Ms Caulfield told the Commons: “I absolutely take (Ms Anderson’s) point about making that information more readily available and I will take away her point about the black box labels that the FDA (Food and Drug Administration) is using in the US to see if we do need to improve the information available for women.

“Because any breast implant has the potential to cause a very rare form of non-Hodgkin’s lymphoma called breast implant-associated anaplastic large cell lymphoma.

“It’s not a breast cancer but a very rare form of non-Hodgkin’s lymphoma that grows in response to the body’s reaction to a breast implant.

“So it’s not specifically related to PIP, it can actually be a small risk for any breast implant.

“The MHRA has issued guidance for people with breast implants but I take (Ms Anderson’s) point that women need to be informed of that small risk when deciding to go for a cosmetic procedure and that’s something that we’ll certainly follow up after this debate.”

Opening the debate, Ms Anderson said doctors estimate that “unless action is taken there will be a peak in implant-related cancer deaths in 2026”.

After she warned women have been “suffering and dying in silence”, Ms Anderson raised cases of BIA-ALCL.

She said: “Susan Grieve, a mother of two young children, was the first person in the UK to have been recorded as dying from BIA-ALCL in 2013.

“As of December 31 2021, the MHRA has received 81 reports of confirmed BIA-ALCL.”

Ms Anderson also noted: “There’s a long list of peer-reviewed papers … which evidences the link with cancer in the UK and also internationally.

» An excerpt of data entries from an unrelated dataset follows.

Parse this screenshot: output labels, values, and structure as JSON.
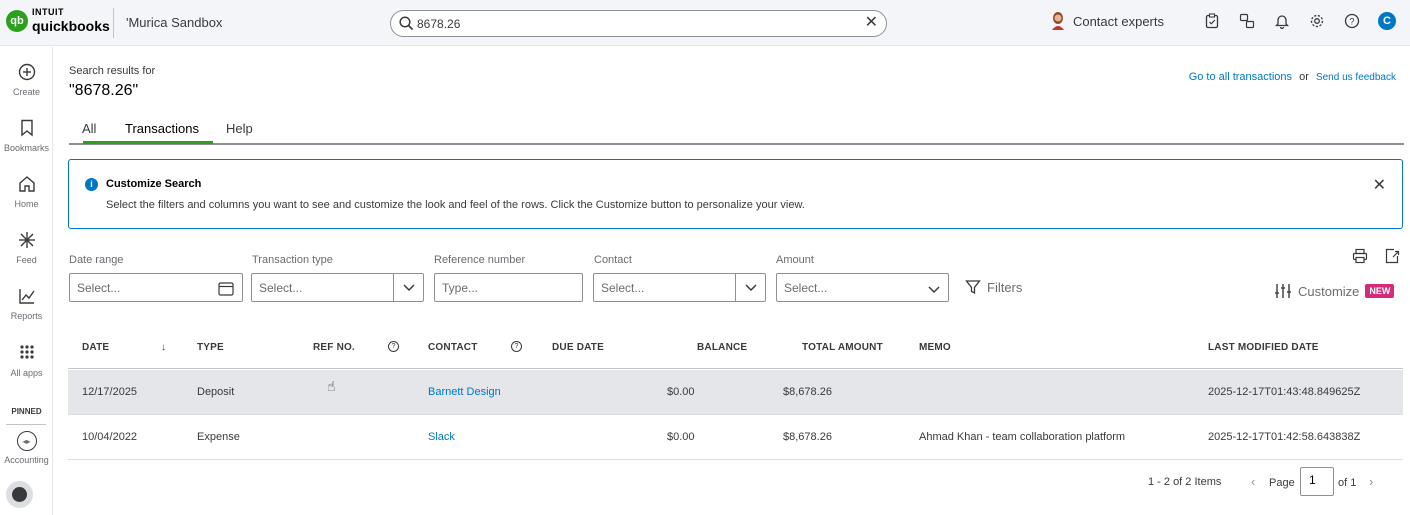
{
  "header": {
    "logo_intuit": "INTUIT",
    "logo_qb": "quickbooks",
    "company": "'Murica Sandbox",
    "search_value": "8678.26",
    "contact_experts": "Contact experts",
    "user_initial": "C"
  },
  "rail": {
    "items": [
      {
        "label": "Create"
      },
      {
        "label": "Bookmarks"
      },
      {
        "label": "Home"
      },
      {
        "label": "Feed"
      },
      {
        "label": "Reports"
      },
      {
        "label": "All apps"
      }
    ],
    "pinned_label": "PINNED",
    "pinned_items": [
      {
        "label": "Accounting"
      }
    ]
  },
  "main": {
    "search_results_label": "Search results for",
    "query": "\"8678.26\"",
    "go_to_all": "Go to all transactions",
    "or_text": "or",
    "feedback": "Send us feedback",
    "tabs": [
      {
        "label": "All"
      },
      {
        "label": "Transactions"
      },
      {
        "label": "Help"
      }
    ],
    "active_tab": "Transactions",
    "banner": {
      "title": "Customize Search",
      "text": "Select the filters and columns you want to see and customize the look and feel of the rows. Click the Customize button to personalize your view."
    },
    "filters": {
      "date_range": {
        "label": "Date range",
        "placeholder": "Select..."
      },
      "transaction_type": {
        "label": "Transaction type",
        "placeholder": "Select..."
      },
      "reference_number": {
        "label": "Reference number",
        "placeholder": "Type..."
      },
      "contact": {
        "label": "Contact",
        "placeholder": "Select..."
      },
      "amount": {
        "label": "Amount",
        "placeholder": "Select..."
      },
      "filters_button": "Filters",
      "customize_button": "Customize",
      "new_badge": "NEW"
    },
    "table": {
      "columns": {
        "date": "DATE",
        "sort_arrow": "↓",
        "type": "TYPE",
        "ref_no": "REF NO.",
        "contact": "CONTACT",
        "due_date": "DUE DATE",
        "balance": "BALANCE",
        "total_amount": "TOTAL AMOUNT",
        "memo": "MEMO",
        "last_modified": "LAST MODIFIED DATE"
      },
      "rows": [
        {
          "date": "12/17/2025",
          "type": "Deposit",
          "ref_no": "",
          "contact": "Barnett Design",
          "due_date": "",
          "balance": "$0.00",
          "total_amount": "$8,678.26",
          "memo": "",
          "last_modified": "2025-12-17T01:43:48.849625Z"
        },
        {
          "date": "10/04/2022",
          "type": "Expense",
          "ref_no": "",
          "contact": "Slack",
          "due_date": "",
          "balance": "$0.00",
          "total_amount": "$8,678.26",
          "memo": "Ahmad Khan - team collaboration platform",
          "last_modified": "2025-12-17T01:42:58.643838Z"
        }
      ]
    },
    "pagination": {
      "items_text": "1 - 2 of 2 Items",
      "page_label": "Page",
      "page_value": "1",
      "of_text": "of 1"
    }
  }
}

“But the NHS website mentions six times that there’s no cause for concern for women with PIP implants.

“It does say there’s a high risk of rupturing, but it should very clearly explain the link with cancer to avoid GPs and PIP victims missing this important link and making a diagnosis too late.”

Ms Anderson said the MHRA issued several medical device alerts stating that patients undergoing breast implants should be warned about BIA-ALCL before the operation, adding: “But this just does not go far enough.

“By contrast, for example, in America in 2021 the Food and Drug Administration made the links very clear and have placed so-called black box labels on breast implants warning that they have been linked to a host of chronic medical conditions, including autoimmune disease, joint pain, mental confusion, muscle aches and chronic fatigue as well as to lymphoma.”